Ducati rider standings after 7 rounds, 14 races
Carlos Checa, Althea Ducati
Jakub Smrz, Effenbert-Liberty Ducati
Sylvain Guintoli, Effenbert-Liberty Ducati
Maxime Berger, Supersonic Ducati
It's been almost twelve months since Ducati shocked the World Superbike paddock by announcing its withdrawal in a factory capacity, but seven rounds into the 2011 season, you'd be hard pressed to notice.
The once dominant Xerox machines may not be present on the grid and Althea – whom inherited the role of Ducati's primary WSBK representative – may be just a one-bike outfit, but when team and rider, in this case Carlos Checa, are working in perfect harmony, what more do you need?
Of course, there are murmurs that Ducati's 'withdrawal' is merely more of a side-step, with key personnel still seemingly involved behind the scenes at Althea to give it an unofficial status between semi and factory machinery. Althea and Ducati claim they're privateers, but when the likes of Ernesto Marinelli appears in your garage at meetings, it's hard not to wonder.
Regardless, it does nothing to dilute the magnificent performance of Checa and Althea, with podiums in all but three of the fourteen races, including eight wins.

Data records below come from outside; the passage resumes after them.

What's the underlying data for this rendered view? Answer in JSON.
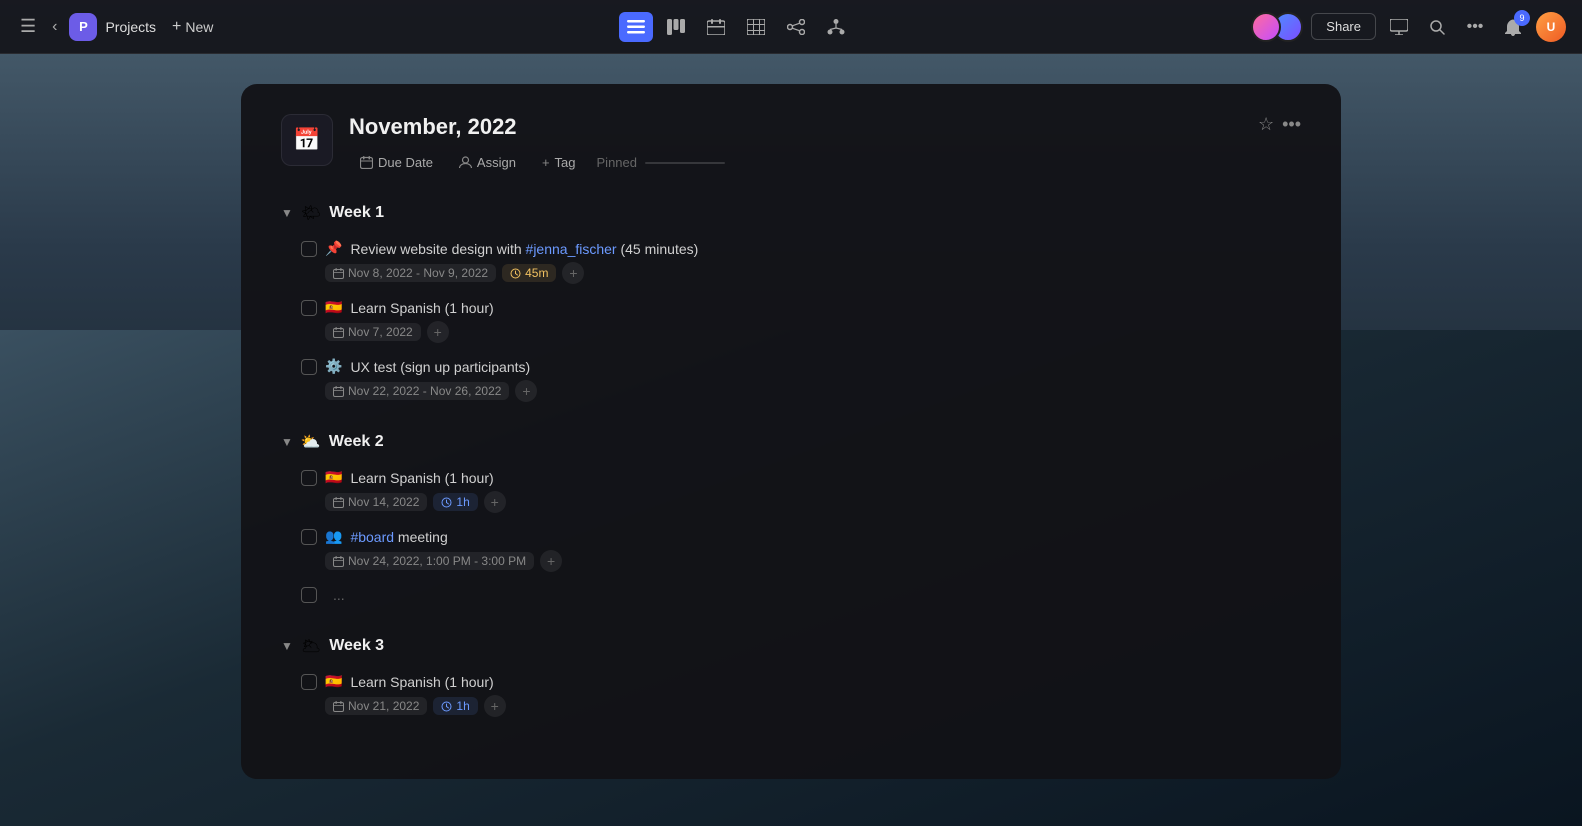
{
  "topbar": {
    "project_badge": "P",
    "projects_label": "Projects",
    "new_label": "New",
    "share_label": "Share",
    "notification_count": "9",
    "views": [
      {
        "id": "list",
        "icon": "≡",
        "active": true
      },
      {
        "id": "kanban",
        "icon": "⊞",
        "active": false
      },
      {
        "id": "calendar",
        "icon": "⊟",
        "active": false
      },
      {
        "id": "table",
        "icon": "⊡",
        "active": false
      },
      {
        "id": "share2",
        "icon": "⋈",
        "active": false
      },
      {
        "id": "hierarchy",
        "icon": "⊠",
        "active": false
      }
    ]
  },
  "project": {
    "title": "November, 2022",
    "icon": "📅",
    "toolbar": {
      "due_date_label": "Due Date",
      "assign_label": "Assign",
      "tag_label": "Tag",
      "pinned_label": "Pinned"
    },
    "weeks": [
      {
        "id": "week1",
        "title": "Week 1",
        "emoji": "🌤",
        "tasks": [
          {
            "id": "t1",
            "emoji": "📌",
            "text": "Review website design with ",
            "link_text": "#jenna_fischer",
            "text_after": " (45 minutes)",
            "meta": [
              {
                "type": "date",
                "value": "Nov 8, 2022 - Nov 9, 2022"
              },
              {
                "type": "time",
                "value": "45m",
                "style": "yellow"
              }
            ]
          },
          {
            "id": "t2",
            "emoji": "🇪🇸",
            "text": "Learn Spanish (1 hour)",
            "meta": [
              {
                "type": "date",
                "value": "Nov 7, 2022"
              }
            ]
          },
          {
            "id": "t3",
            "emoji": "⚙️",
            "text": "UX test (sign up participants)",
            "meta": [
              {
                "type": "date",
                "value": "Nov 22, 2022 - Nov 26, 2022"
              }
            ]
          }
        ]
      },
      {
        "id": "week2",
        "title": "Week 2",
        "emoji": "⛅",
        "tasks": [
          {
            "id": "t4",
            "emoji": "🇪🇸",
            "text": "Learn Spanish (1 hour)",
            "meta": [
              {
                "type": "date",
                "value": "Nov 14, 2022"
              },
              {
                "type": "time",
                "value": "1h",
                "style": "blue"
              }
            ]
          },
          {
            "id": "t5",
            "emoji": "👥",
            "text_before": "",
            "link_text": "#board",
            "text_after": " meeting",
            "meta": [
              {
                "type": "date",
                "value": "Nov 24, 2022, 1:00 PM - 3:00 PM"
              }
            ]
          },
          {
            "id": "t6",
            "emoji": "",
            "text": "...",
            "meta": []
          }
        ]
      },
      {
        "id": "week3",
        "title": "Week 3",
        "emoji": "🌥",
        "tasks": [
          {
            "id": "t7",
            "emoji": "🇪🇸",
            "text": "Learn Spanish (1 hour)",
            "meta": [
              {
                "type": "date",
                "value": "Nov 21, 2022"
              },
              {
                "type": "time",
                "value": "1h",
                "style": "blue"
              }
            ]
          }
        ]
      }
    ]
  }
}
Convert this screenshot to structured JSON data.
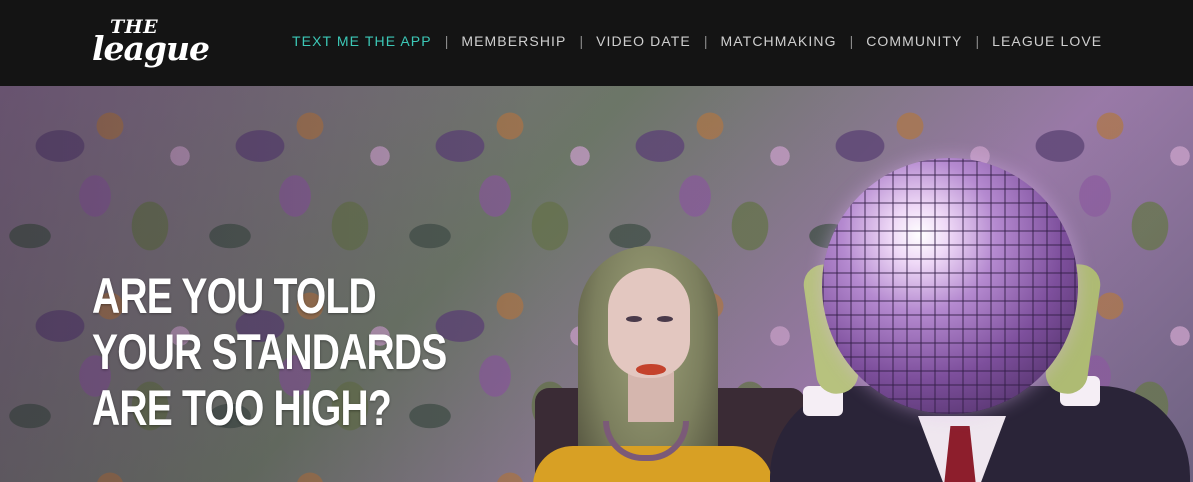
{
  "brand": {
    "logo_the": "THE",
    "logo_league": "league"
  },
  "nav": {
    "items": [
      {
        "label": "TEXT ME THE APP",
        "active": true
      },
      {
        "label": "MEMBERSHIP",
        "active": false
      },
      {
        "label": "VIDEO DATE",
        "active": false
      },
      {
        "label": "MATCHMAKING",
        "active": false
      },
      {
        "label": "COMMUNITY",
        "active": false
      },
      {
        "label": "LEAGUE LOVE",
        "active": false
      }
    ],
    "separator": "|"
  },
  "hero": {
    "headline_lines": [
      "ARE YOU TOLD",
      "YOUR STANDARDS",
      "ARE TOO HIGH?"
    ]
  },
  "colors": {
    "header_bg": "#141414",
    "nav_active": "#3cc8b7",
    "nav_text": "#cfcfcf",
    "headline": "#ffffff"
  },
  "icons": {
    "logo": "the-league-logo"
  }
}
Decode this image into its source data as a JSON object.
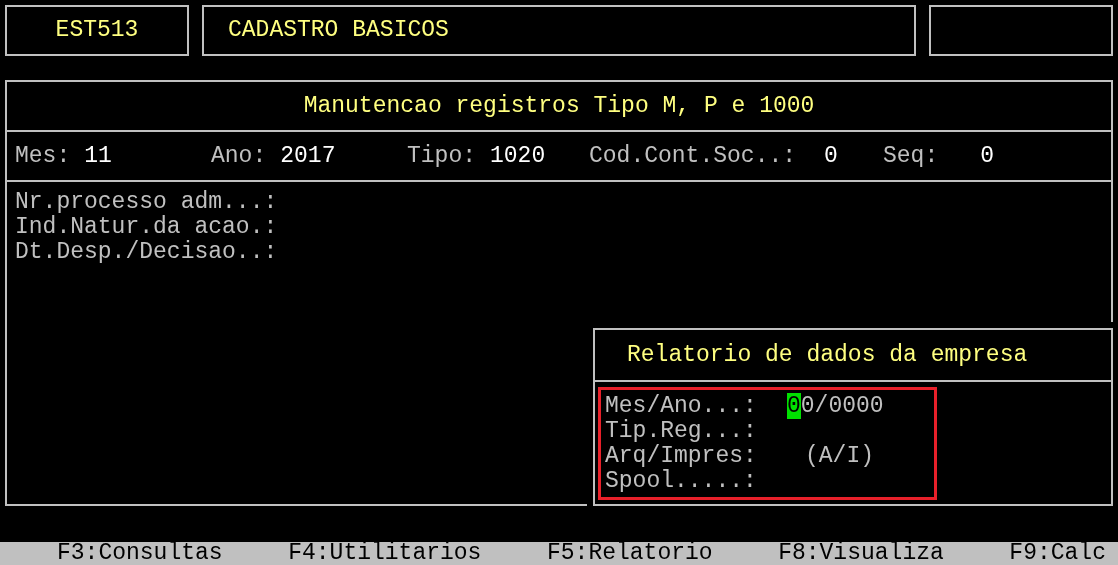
{
  "header": {
    "program_code": "EST513",
    "title": "CADASTRO BASICOS"
  },
  "panel": {
    "title": "Manutencao registros Tipo M, P e 1000",
    "key_fields": [
      {
        "label": "Mes:",
        "value": "11"
      },
      {
        "label": "Ano:",
        "value": "2017"
      },
      {
        "label": "Tipo:",
        "value": "1020"
      },
      {
        "label": "Cod.Cont.Soc..:",
        "value": "0"
      },
      {
        "label": "Seq:",
        "value": "0"
      }
    ],
    "fields": [
      {
        "label": "Nr.processo adm...:"
      },
      {
        "label": "Ind.Natur.da acao.:"
      },
      {
        "label": "Dt.Desp./Decisao..:"
      }
    ]
  },
  "dialog": {
    "title": "Relatorio de dados da empresa",
    "fields": [
      {
        "label": "Mes/Ano...:",
        "value": "00/0000",
        "cursor": true
      },
      {
        "label": "Tip.Reg...:"
      },
      {
        "label": "Arq/Impres:",
        "hint": "(A/I)"
      },
      {
        "label": "Spool.....:"
      }
    ]
  },
  "function_keys": [
    "F3:Consultas",
    "F4:Utilitarios",
    "F5:Relatorio",
    "F8:Visualiza",
    "F9:Calc"
  ]
}
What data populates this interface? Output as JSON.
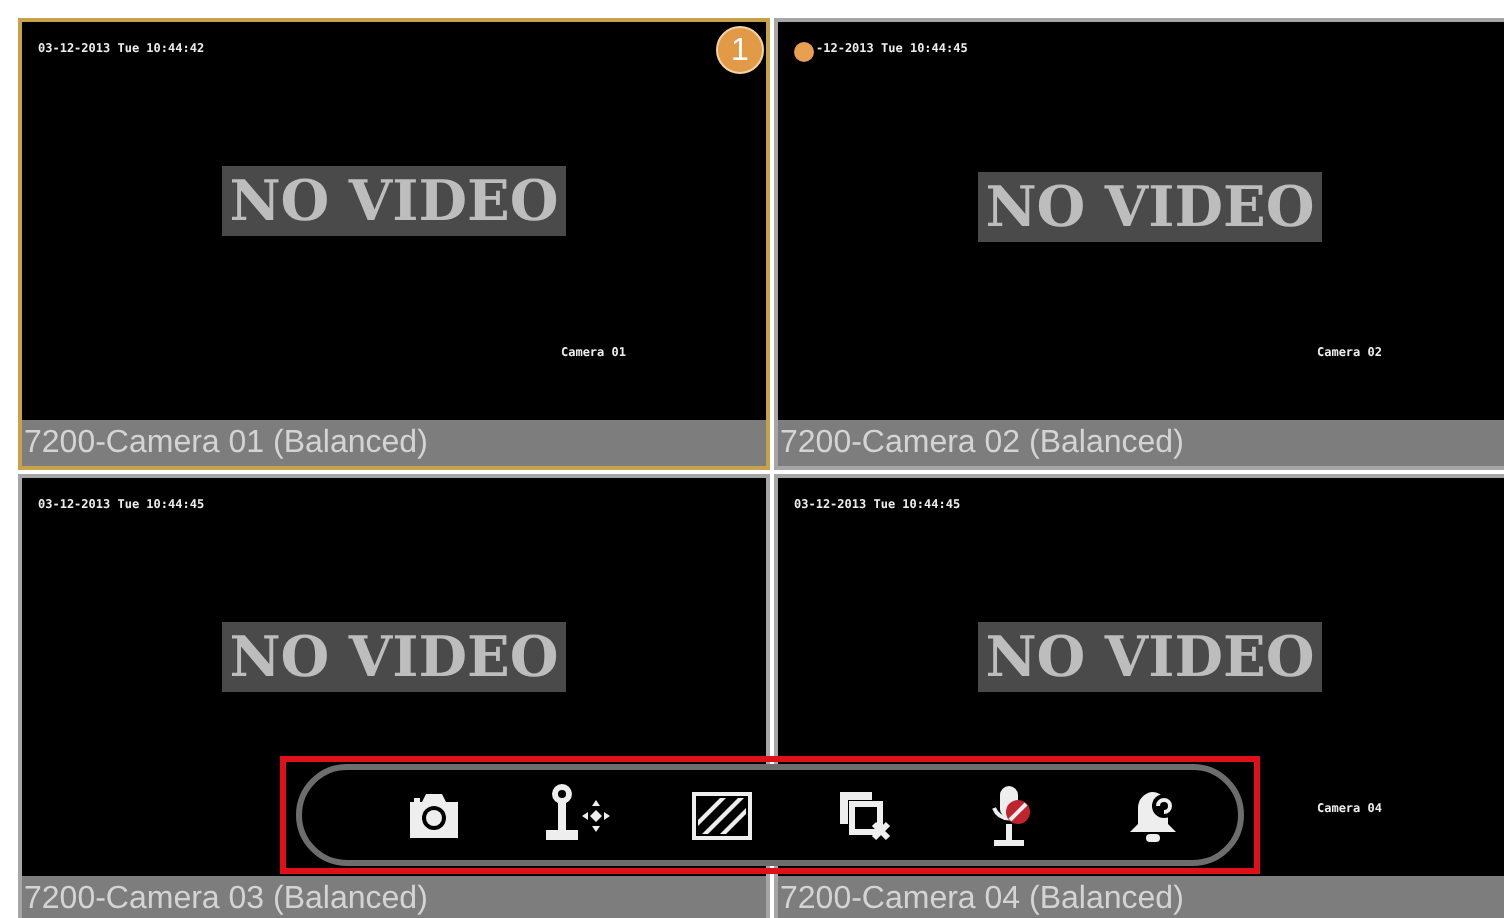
{
  "tiles": [
    {
      "label": "7200-Camera 01 (Balanced)",
      "selected": true,
      "timestamp": "03-12-2013 Tue 10:44:42",
      "overlay": "NO VIDEO",
      "camera_name": "Camera 01",
      "badge": "1",
      "recording": false
    },
    {
      "label": "7200-Camera 02 (Balanced)",
      "selected": false,
      "timestamp": "-12-2013 Tue 10:44:45",
      "overlay": "NO VIDEO",
      "camera_name": "Camera 02",
      "recording": true
    },
    {
      "label": "7200-Camera 03 (Balanced)",
      "selected": false,
      "timestamp": "03-12-2013 Tue 10:44:45",
      "overlay": "NO VIDEO",
      "recording": false
    },
    {
      "label": "7200-Camera 04 (Balanced)",
      "selected": false,
      "timestamp": "03-12-2013 Tue 10:44:45",
      "overlay": "NO VIDEO",
      "camera_name": "Camera 04",
      "recording": false
    }
  ],
  "toolbar": {
    "highlighted": true,
    "tools": [
      {
        "kind": "snapshot"
      },
      {
        "kind": "ptz"
      },
      {
        "kind": "image"
      },
      {
        "kind": "close"
      },
      {
        "kind": "mic-muted"
      },
      {
        "kind": "alarm"
      }
    ]
  }
}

Expected struggles at Monza and an uncharacteristic error at Aragon aside, Checa fully deserves his place at the top of the leaderboard and, after years of chasing a world championship, it now seems very much in his grasp.
Though there are less 1098Rs on the grid than in previous years, Ducati still retain a solid presence in WSBK, with Effenbert-Liberty swelling the ranks in 2011 as a proper satellite entry.
A welcome and competitive addition to the WSBK grid, the distinctive yellow and white machines have shown flashes of speed in the hands of riders Jakub Smrz and Sylvain Guintoli.
More susceptible than the Althea Ducati around circuits that don't favour the twin-cylinder machine, Smrz has nonetheless put in a series of star performances in qualifying (expected) and followed it up with notable race efforts (less expected)
Notching up career podiums two and three at Donington Park and Miller Motorsports Park, it's a shame that the Czech rider has also been prone to a few accidents. Indeed, having been on the cusp of a top five position in the standings at one stage, four straight retirements at Misano and Aragon leave him 11th at this stage.
Guintoli, meanwhile, has seen the early stages of his Ducati return hampered by an injury sustained in the very first race, one that has seemingly taken time to heal. Nonetheless, decent top ten finishes, including a podium behind Smrz in the USA have seen him make stealthy progress up the order recently.
Having shown impressive progress in its maiden 2010 season with Luca Scassa, Supersonic Ducati is enduring a somewhat tougher sophomore campaign, though it hasn't been without some promise.
Signing Superstock standout Maxime Berger, the bike has shown occasional top ten pace that belies some fairly average race finishes. Indeed, reliability issues have been a particular hindrance, while Berger has been overshadowed by former SSTK rival Ayrton Badovini, but his pace is improving.